======== Given records

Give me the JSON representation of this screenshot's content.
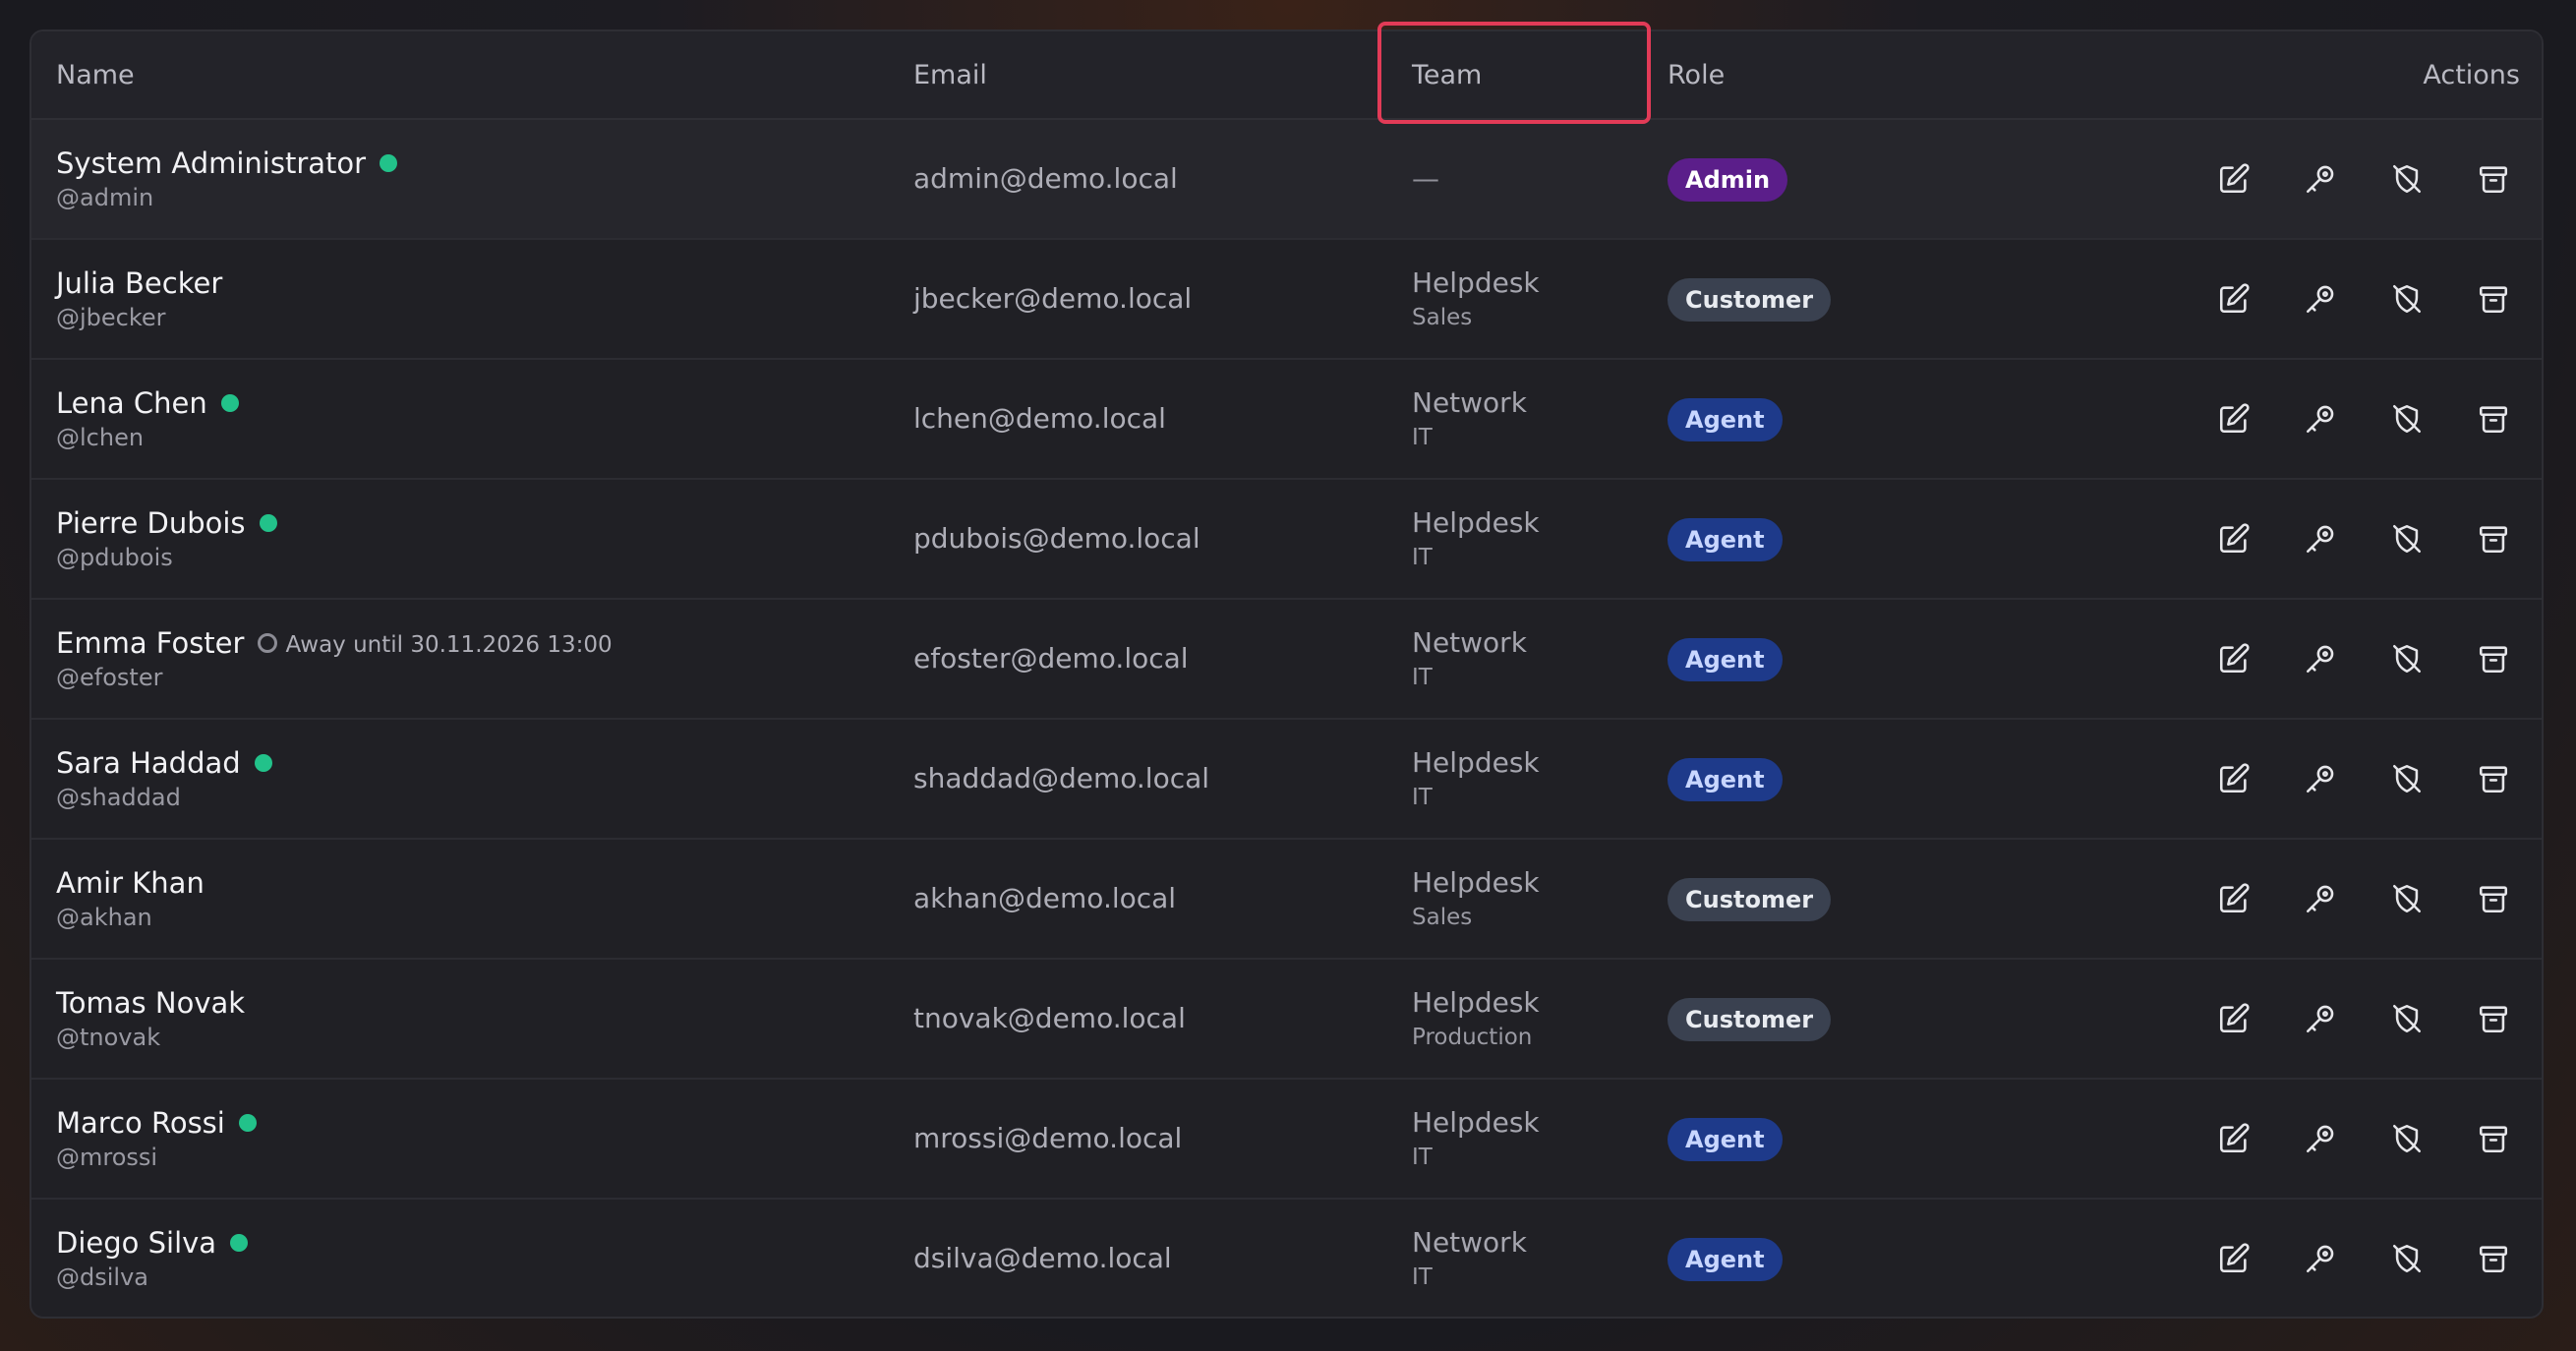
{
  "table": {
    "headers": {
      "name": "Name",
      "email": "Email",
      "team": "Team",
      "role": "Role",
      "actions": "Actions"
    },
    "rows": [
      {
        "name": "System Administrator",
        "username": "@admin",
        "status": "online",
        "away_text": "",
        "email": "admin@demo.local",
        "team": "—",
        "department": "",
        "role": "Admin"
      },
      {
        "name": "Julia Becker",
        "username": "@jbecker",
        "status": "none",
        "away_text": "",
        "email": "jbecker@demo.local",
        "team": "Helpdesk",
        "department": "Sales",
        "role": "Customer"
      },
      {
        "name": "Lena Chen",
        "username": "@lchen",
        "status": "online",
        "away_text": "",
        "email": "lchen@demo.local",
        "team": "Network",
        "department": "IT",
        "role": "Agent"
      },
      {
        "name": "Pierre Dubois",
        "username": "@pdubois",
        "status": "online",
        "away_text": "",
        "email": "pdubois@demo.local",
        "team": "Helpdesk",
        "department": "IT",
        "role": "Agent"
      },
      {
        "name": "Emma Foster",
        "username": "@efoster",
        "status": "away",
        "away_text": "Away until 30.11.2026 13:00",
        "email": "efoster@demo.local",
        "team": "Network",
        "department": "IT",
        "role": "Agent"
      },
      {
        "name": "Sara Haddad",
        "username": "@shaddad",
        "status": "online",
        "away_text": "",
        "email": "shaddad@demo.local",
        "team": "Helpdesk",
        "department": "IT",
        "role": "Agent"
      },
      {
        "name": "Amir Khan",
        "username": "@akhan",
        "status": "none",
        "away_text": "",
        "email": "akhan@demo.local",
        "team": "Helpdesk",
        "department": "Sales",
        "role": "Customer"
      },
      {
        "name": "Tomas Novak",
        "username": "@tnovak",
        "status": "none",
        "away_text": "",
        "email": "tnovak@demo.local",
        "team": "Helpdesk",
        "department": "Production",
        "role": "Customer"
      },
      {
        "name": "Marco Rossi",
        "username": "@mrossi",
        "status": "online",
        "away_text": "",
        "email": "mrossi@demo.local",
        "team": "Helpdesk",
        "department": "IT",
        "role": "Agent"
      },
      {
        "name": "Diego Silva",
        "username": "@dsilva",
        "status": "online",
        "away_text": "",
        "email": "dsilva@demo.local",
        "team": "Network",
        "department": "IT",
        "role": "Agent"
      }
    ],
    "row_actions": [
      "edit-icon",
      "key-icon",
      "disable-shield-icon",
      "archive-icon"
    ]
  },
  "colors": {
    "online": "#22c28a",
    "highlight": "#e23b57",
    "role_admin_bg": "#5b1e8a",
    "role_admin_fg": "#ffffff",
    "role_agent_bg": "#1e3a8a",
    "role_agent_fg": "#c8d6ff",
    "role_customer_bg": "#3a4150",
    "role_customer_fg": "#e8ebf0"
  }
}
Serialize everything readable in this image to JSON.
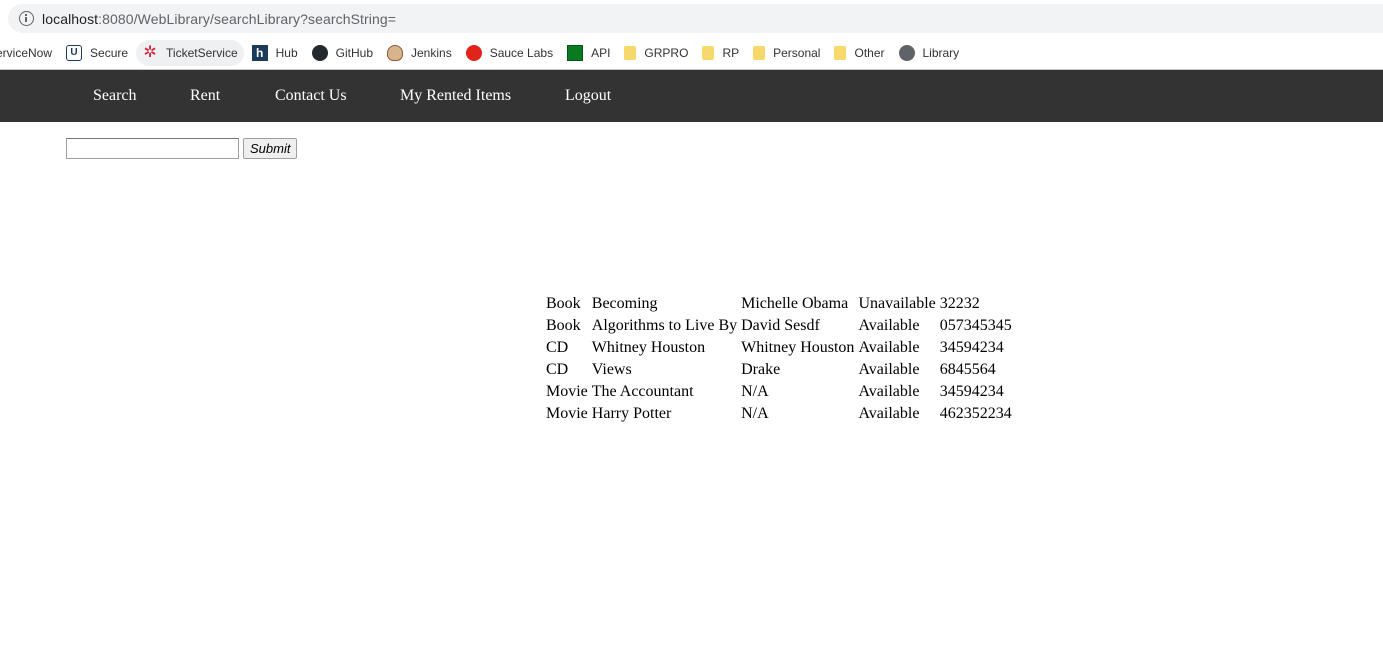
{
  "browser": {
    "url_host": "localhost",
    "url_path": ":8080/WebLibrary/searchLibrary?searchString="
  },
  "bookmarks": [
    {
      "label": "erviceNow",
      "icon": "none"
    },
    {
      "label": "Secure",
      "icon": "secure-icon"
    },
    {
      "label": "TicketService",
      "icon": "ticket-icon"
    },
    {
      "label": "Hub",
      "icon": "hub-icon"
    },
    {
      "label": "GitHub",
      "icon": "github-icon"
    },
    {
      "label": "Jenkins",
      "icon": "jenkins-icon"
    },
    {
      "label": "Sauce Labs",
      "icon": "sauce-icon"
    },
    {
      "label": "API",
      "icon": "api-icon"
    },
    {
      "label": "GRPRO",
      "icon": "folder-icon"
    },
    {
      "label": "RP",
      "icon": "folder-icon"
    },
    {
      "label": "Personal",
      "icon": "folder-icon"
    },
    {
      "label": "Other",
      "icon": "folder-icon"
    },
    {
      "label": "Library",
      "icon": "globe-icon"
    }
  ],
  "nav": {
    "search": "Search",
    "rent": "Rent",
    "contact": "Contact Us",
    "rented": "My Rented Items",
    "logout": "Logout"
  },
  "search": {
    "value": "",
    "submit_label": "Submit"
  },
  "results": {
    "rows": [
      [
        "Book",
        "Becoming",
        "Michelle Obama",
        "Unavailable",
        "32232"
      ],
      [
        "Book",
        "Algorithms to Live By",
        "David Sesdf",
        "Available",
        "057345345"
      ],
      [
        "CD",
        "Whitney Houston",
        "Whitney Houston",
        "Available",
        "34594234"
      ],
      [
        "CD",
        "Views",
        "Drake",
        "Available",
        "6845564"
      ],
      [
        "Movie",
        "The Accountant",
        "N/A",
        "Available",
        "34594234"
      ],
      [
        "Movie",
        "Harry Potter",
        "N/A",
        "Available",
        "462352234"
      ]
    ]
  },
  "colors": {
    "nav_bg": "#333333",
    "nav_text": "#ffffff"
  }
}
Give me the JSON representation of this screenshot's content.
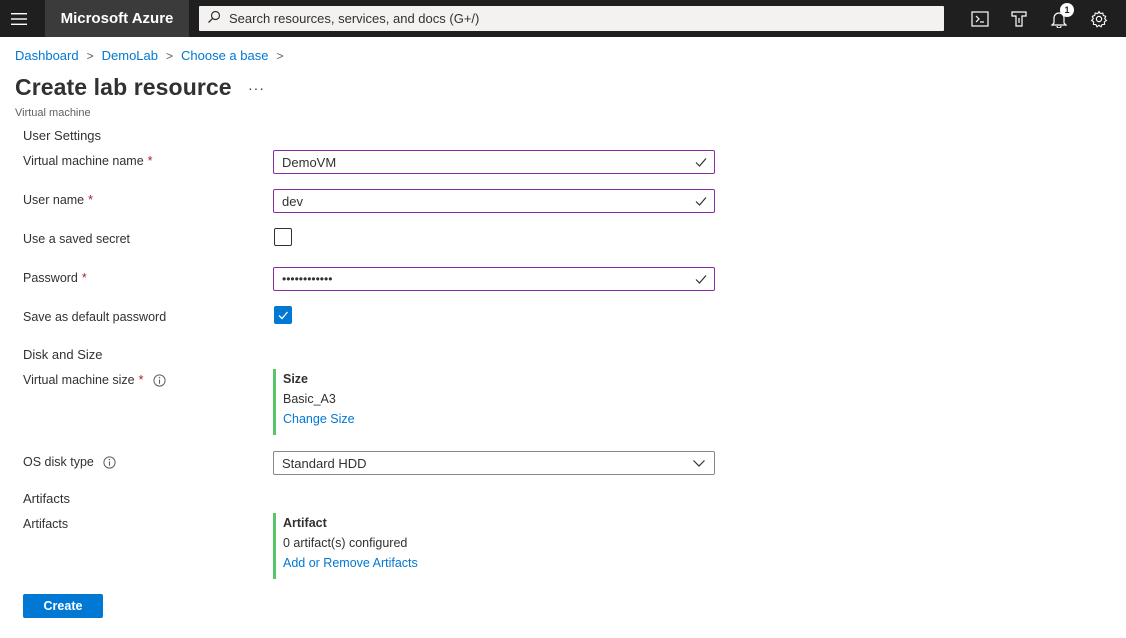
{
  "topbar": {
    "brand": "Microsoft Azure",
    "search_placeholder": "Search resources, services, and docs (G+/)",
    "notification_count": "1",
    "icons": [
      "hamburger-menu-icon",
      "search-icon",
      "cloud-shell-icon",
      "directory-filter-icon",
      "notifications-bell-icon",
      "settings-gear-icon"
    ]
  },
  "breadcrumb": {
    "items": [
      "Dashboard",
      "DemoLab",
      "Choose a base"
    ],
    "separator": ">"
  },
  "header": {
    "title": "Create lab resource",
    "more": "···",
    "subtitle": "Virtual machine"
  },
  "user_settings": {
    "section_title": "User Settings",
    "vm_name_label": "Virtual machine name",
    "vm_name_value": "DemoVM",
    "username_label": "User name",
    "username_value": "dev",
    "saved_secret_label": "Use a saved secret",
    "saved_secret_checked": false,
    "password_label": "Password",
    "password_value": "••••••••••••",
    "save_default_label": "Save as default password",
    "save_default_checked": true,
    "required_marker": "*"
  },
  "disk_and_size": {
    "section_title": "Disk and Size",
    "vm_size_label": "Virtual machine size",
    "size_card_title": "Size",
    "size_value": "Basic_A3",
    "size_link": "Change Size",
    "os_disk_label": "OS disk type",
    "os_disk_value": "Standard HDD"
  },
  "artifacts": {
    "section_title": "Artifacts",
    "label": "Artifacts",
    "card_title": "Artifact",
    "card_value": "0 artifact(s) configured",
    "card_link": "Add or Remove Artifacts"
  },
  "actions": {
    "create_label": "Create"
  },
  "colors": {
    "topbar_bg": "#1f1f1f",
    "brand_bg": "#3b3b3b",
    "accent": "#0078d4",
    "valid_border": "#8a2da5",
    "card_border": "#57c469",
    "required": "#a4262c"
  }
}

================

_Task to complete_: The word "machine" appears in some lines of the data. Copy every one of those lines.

_Task result_:
    "subtitle": "Virtual machine"
    "vm_name_label": "Virtual machine name",
    "vm_size_label": "Virtual machine size",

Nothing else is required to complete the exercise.